## Activity
The material must be copied out exactly, line for line.
::::::::
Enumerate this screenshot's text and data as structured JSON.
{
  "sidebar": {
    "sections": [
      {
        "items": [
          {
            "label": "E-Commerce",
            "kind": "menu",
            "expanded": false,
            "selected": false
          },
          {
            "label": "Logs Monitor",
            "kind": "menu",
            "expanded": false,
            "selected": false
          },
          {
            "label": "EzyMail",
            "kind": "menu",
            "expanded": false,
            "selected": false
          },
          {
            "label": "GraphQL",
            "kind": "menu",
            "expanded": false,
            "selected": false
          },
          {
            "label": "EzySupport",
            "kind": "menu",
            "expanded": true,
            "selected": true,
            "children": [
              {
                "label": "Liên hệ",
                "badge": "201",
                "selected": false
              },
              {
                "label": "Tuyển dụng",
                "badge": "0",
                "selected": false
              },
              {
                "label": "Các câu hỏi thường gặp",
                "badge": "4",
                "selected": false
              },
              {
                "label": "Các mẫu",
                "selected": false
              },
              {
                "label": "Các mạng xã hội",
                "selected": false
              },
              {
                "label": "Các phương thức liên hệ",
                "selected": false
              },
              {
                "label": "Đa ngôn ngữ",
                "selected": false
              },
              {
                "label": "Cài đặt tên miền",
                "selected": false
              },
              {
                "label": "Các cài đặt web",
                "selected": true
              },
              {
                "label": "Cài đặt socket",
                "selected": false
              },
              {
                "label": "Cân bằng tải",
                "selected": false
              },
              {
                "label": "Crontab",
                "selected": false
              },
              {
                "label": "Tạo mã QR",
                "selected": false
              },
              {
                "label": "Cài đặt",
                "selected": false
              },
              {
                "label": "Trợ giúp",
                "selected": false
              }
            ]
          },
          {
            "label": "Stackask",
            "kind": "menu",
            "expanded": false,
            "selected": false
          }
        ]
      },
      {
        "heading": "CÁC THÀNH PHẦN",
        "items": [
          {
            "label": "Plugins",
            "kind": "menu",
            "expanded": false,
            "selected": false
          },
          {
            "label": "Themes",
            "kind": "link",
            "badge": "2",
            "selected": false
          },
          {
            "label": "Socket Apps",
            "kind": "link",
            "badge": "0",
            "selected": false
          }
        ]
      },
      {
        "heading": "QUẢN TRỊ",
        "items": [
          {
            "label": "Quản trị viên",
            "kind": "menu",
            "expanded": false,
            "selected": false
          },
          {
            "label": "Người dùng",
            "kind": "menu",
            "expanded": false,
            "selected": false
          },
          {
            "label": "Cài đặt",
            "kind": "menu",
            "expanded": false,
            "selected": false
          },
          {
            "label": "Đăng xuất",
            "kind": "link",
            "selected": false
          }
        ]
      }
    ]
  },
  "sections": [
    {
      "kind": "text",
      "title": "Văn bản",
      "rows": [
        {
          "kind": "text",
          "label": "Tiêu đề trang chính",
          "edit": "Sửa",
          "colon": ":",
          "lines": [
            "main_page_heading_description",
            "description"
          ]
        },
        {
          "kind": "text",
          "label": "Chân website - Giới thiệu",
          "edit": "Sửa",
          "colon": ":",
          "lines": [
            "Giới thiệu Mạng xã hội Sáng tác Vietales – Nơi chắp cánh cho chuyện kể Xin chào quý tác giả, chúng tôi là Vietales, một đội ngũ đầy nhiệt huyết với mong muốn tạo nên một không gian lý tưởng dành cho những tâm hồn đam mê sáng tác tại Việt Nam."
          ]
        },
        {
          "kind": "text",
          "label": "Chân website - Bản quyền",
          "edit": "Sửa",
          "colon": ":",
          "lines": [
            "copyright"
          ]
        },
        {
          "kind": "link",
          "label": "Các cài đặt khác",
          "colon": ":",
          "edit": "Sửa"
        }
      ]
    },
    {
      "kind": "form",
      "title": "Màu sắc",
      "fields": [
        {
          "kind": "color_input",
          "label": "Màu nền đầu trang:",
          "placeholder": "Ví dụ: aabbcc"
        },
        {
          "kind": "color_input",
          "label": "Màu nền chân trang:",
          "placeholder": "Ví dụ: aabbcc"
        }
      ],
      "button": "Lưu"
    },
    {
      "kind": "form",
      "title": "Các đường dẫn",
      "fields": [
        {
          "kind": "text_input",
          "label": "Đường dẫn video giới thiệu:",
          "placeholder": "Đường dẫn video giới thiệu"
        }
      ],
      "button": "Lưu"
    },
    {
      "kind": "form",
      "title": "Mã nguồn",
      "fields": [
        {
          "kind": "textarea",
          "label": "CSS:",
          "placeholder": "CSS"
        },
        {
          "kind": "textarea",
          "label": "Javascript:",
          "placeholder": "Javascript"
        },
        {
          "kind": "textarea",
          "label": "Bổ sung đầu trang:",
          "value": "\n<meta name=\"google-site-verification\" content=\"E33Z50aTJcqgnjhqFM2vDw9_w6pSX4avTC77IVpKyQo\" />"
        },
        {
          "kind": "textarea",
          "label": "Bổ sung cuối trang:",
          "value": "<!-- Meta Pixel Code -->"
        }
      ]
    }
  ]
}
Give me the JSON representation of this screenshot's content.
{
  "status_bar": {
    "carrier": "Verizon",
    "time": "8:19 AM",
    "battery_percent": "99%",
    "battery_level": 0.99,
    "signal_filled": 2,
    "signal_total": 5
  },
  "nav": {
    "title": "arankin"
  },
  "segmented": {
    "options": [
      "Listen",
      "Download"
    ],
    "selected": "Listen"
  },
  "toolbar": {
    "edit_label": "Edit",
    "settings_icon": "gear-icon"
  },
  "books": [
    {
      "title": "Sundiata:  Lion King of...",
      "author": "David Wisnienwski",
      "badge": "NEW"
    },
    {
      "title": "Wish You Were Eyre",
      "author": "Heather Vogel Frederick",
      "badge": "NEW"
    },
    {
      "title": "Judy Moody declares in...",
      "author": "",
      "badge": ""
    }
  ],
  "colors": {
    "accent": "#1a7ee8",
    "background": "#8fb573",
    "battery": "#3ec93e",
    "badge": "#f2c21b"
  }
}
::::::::
## Reply
Enumerate this screenshot's text and data as structured JSON.
{
  "sidebar": {
    "sections": [
      {
        "items": [
          {
            "label": "E-Commerce",
            "kind": "menu",
            "expanded": false,
            "selected": false
          },
          {
            "label": "Logs Monitor",
            "kind": "menu",
            "expanded": false,
            "selected": false
          },
          {
            "label": "EzyMail",
            "kind": "menu",
            "expanded": false,
            "selected": false
          },
          {
            "label": "GraphQL",
            "kind": "menu",
            "expanded": false,
            "selected": false
          },
          {
            "label": "EzySupport",
            "kind": "menu",
            "expanded": true,
            "selected": true,
            "children": [
              {
                "label": "Liên hệ",
                "badge": "201",
                "selected": false
              },
              {
                "label": "Tuyển dụng",
                "badge": "0",
                "selected": false
              },
              {
                "label": "Các câu hỏi thường gặp",
                "badge": "4",
                "selected": false
              },
              {
                "label": "Các mẫu",
                "selected": false
              },
              {
                "label": "Các mạng xã hội",
                "selected": false
              },
              {
                "label": "Các phương thức liên hệ",
                "selected": false
              },
              {
                "label": "Đa ngôn ngữ",
                "selected": false
              },
              {
                "label": "Cài đặt tên miền",
                "selected": false
              },
              {
                "label": "Các cài đặt web",
                "selected": true
              },
              {
                "label": "Cài đặt socket",
                "selected": false
              },
              {
                "label": "Cân bằng tải",
                "selected": false
              },
              {
                "label": "Crontab",
                "selected": false
              },
              {
                "label": "Tạo mã QR",
                "selected": false
              },
              {
                "label": "Cài đặt",
                "selected": false
              },
              {
                "label": "Trợ giúp",
                "selected": false
              }
            ]
          },
          {
            "label": "Stackask",
            "kind": "menu",
            "expanded": false,
            "selected": false
          }
        ]
      },
      {
        "heading": "CÁC THÀNH PHẦN",
        "items": [
          {
            "label": "Plugins",
            "kind": "menu",
            "expanded": false,
            "selected": false
          },
          {
            "label": "Themes",
            "kind": "link",
            "badge": "2",
            "selected": false
          },
          {
            "label": "Socket Apps",
            "kind": "link",
            "badge": "0",
            "selected": false
          }
        ]
      },
      {
        "heading": "QUẢN TRỊ",
        "items": [
          {
            "label": "Quản trị viên",
            "kind": "menu",
            "expanded": false,
            "selected": false
          },
          {
            "label": "Người dùng",
            "kind": "menu",
            "expanded": false,
            "selected": false
          },
          {
            "label": "Cài đặt",
            "kind": "menu",
            "expanded": false,
            "selected": false
          },
          {
            "label": "Đăng xuất",
            "kind": "link",
            "selected": false
          }
        ]
      }
    ]
  },
  "sections": [
    {
      "kind": "text",
      "title": "Văn bản",
      "rows": [
        {
          "kind": "text",
          "label": "Tiêu đề trang chính",
          "edit": "Sửa",
          "colon": ":",
          "lines": [
            "main_page_heading_description",
            "description"
          ]
        },
        {
          "kind": "text",
          "label": "Chân website - Giới thiệu",
          "edit": "Sửa",
          "colon": ":",
          "lines": [
            "Giới thiệu Mạng xã hội Sáng tác Vietales – Nơi chắp cánh cho chuyện kể Xin chào quý tác giả, chúng tôi là Vietales, một đội ngũ đầy nhiệt huyết với mong muốn tạo nên một không gian lý tưởng dành cho những tâm hồn đam mê sáng tác tại Việt Nam."
          ]
        },
        {
          "kind": "text",
          "label": "Chân website - Bản quyền",
          "edit": "Sửa",
          "colon": ":",
          "lines": [
            "copyright"
          ]
        },
        {
          "kind": "link",
          "label": "Các cài đặt khác",
          "colon": ":",
          "edit": "Sửa"
        }
      ]
    },
    {
      "kind": "form",
      "title": "Màu sắc",
      "fields": [
        {
          "kind": "color_input",
          "label": "Màu nền đầu trang:",
          "placeholder": "Ví dụ: aabbcc"
        },
        {
          "kind": "color_input",
          "label": "Màu nền chân trang:",
          "placeholder": "Ví dụ: aabbcc"
        }
      ],
      "button": "Lưu"
    },
    {
      "kind": "form",
      "title": "Các đường dẫn",
      "fields": [
        {
          "kind": "text_input",
          "label": "Đường dẫn video giới thiệu:",
          "placeholder": "Đường dẫn video giới thiệu"
        }
      ],
      "button": "Lưu"
    },
    {
      "kind": "form",
      "title": "Mã nguồn",
      "fields": [
        {
          "kind": "textarea",
          "label": "CSS:",
          "placeholder": "CSS"
        },
        {
          "kind": "textarea",
          "label": "Javascript:",
          "placeholder": "Javascript"
        },
        {
          "kind": "textarea",
          "label": "Bổ sung đầu trang:",
          "value": "\n<meta name=\"google-site-verification\" content=\"E33Z50aTJcqgnjhqFM2vDw9_w6pSX4avTC77IVpKyQo\" />"
        },
        {
          "kind": "textarea",
          "label": "Bổ sung cuối trang:",
          "value": "<!-- Meta Pixel Code -->"
        }
      ]
    }
  ]
}
Give me the JSON representation of this screenshot's content.
{
  "status_bar": {
    "carrier": "Verizon",
    "time": "8:19 AM",
    "battery_percent": "99%",
    "battery_level": 0.99,
    "signal_filled": 2,
    "signal_total": 5
  },
  "nav": {
    "title": "arankin"
  },
  "segmented": {
    "options": [
      "Listen",
      "Download"
    ],
    "selected": "Listen"
  },
  "toolbar": {
    "edit_label": "Edit",
    "settings_icon": "gear-icon"
  },
  "books": [
    {
      "title": "Sundiata:  Lion King of...",
      "author": "David Wisnienwski",
      "badge": "NEW"
    },
    {
      "title": "Wish You Were Eyre",
      "author": "Heather Vogel Frederick",
      "badge": "NEW"
    },
    {
      "title": "Judy Moody declares in...",
      "author": "",
      "badge": ""
    }
  ],
  "colors": {
    "accent": "#1a7ee8",
    "background": "#8fb573",
    "battery": "#3ec93e",
    "badge": "#f2c21b"
  }
}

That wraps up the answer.